* Each side blames the other for renewed fighting
* Diplomats fear escalation of clashes in dry season
* Peace talks due this week, but start date uncertain
By Aaron Maasho and Denis Dumo
ADDIS ABABA/JUBA, Oct 29 (Reuters) – Rebels said on Wednesday they had seized the South Sudan oil hub of Bentiu as renewed fighting against government troops entered a third day, but the government said it was still in control of the town.
Thousands of people have been killed and more than a million have fled their homes since fighting erupted in December, triggered by a power struggle between President Salva Kiir and former Vice President Riek Machar.
The conflict has disrupted oil production, which provides a big portion of the government’s revenue.
Diplomats and analysts say there could be a surge in fighting as the dry season approaches, after a lull in the rainy season.
“We are now in control of Bentiu, as of this afternoon,” Lul Ruai Koang, the rebels’ spokesman on military affairs, told Reuters in the Ethiopian capital.
Each side blamed the other for the fighting in Bentiu, the capital of the oil-producing Unity State.
“Fighting started two days ago when government troops attempted to expand areas under their control. Our presence was limited to seven or eight kilometres to the north and to the south of the city before clashes broke out,” Koang said.

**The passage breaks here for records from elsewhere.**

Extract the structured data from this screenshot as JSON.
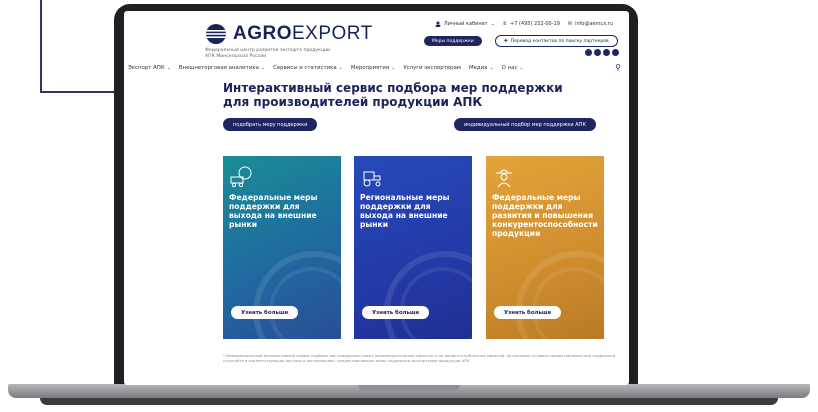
{
  "header": {
    "logo_bold": "AGRO",
    "logo_rest": "EXPORT",
    "logo_subtitle": "Федеральный центр развития экспорта продукции АПК Минсельхоза России",
    "cabinet_link": "Личный кабинет",
    "phone": "+7 (495) 232-00-19",
    "email": "info@aemcx.ru",
    "pill_dark": "Меры поддержки",
    "pill_outline": "Перевод контактов по поиску партнеров"
  },
  "nav": {
    "items": [
      "Экспорт АПК",
      "Внешнеторговая аналитика",
      "Сервисы и статистика",
      "Мероприятия",
      "Услуги экспортерам",
      "Медиа",
      "О нас"
    ]
  },
  "main": {
    "title": "Интерактивный сервис подбора мер поддержки для производителей продукции АПК",
    "btn_left": "подобрать меру поддержки",
    "btn_right": "индивидуальный подбор мер поддержки АПК",
    "cards": [
      {
        "text": "Федеральные меры поддержки для выхода на внешние рынки",
        "button": "Узнать больше"
      },
      {
        "text": "Региональные меры поддержки для выхода на внешние рынки",
        "button": "Узнать больше"
      },
      {
        "text": "Федеральные меры поддержки для развития и повышения конкурентоспособности продукции",
        "button": "Узнать больше"
      }
    ],
    "footnote": "* Информационный интерактивный сервис подбора мер поддержки носит рекомендательный характер и не является публичной офертой. Актуальные условия предоставления мер поддержки уточняйте в соответствующих органах и организациях, предоставляющих меры поддержки экспортерам продукции АПК."
  },
  "colors": {
    "brand_navy": "#1f2561",
    "card1": "#1a8d95",
    "card2": "#2749b8",
    "card3": "#e3a43a"
  }
}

He said oil facilities in South Sudan’s Upper Nile region could be attacked by the rebels. “Oil installations are a legitimate target,” he added, because they were a source of government funding.
The two sides are due to hold a fresh round of talks in the Ethiopian capital Addis Ababa this week, but the start date is uncertain.
SPLA Army spokesman Colonel Philip Aguer rejected the rebels’ claim to have seized Bentiu.
“That is a lie, after four hours of serious fighting in Bentiu today, at around 4 p.m., our forces have managed to defeat the rebels and Bentiu is under the government control,” he told Reuters in Juba.
Aguer said there were no details of casualties because there was no telephone network in Bentiu, which has changed hands between the two sides since the war erupted.
Unity State oil fields have been damaged in previous episodes of fighting, slashing output, which stands at about 160,000 barrels per day for the whole country, down from 245,000 barrels per day in December 2013.
The civil war has created a humanitarian crisis in the world’s newest state, which declared independence from Sudan in 2011, and has exacerbated ethnic tensions between Kiir’s Dinka people and Machar’s Nuer.
A ceasefire signed in January has been broken frequently and peace talks have often stalled.
The lack of progress has frustrated Western backers of South Sudan. The European Union and the United States have imposed sanctions on commanders on both sides for violating the ceasefire. (Writing by James Macharia; editing by Andrew Roche)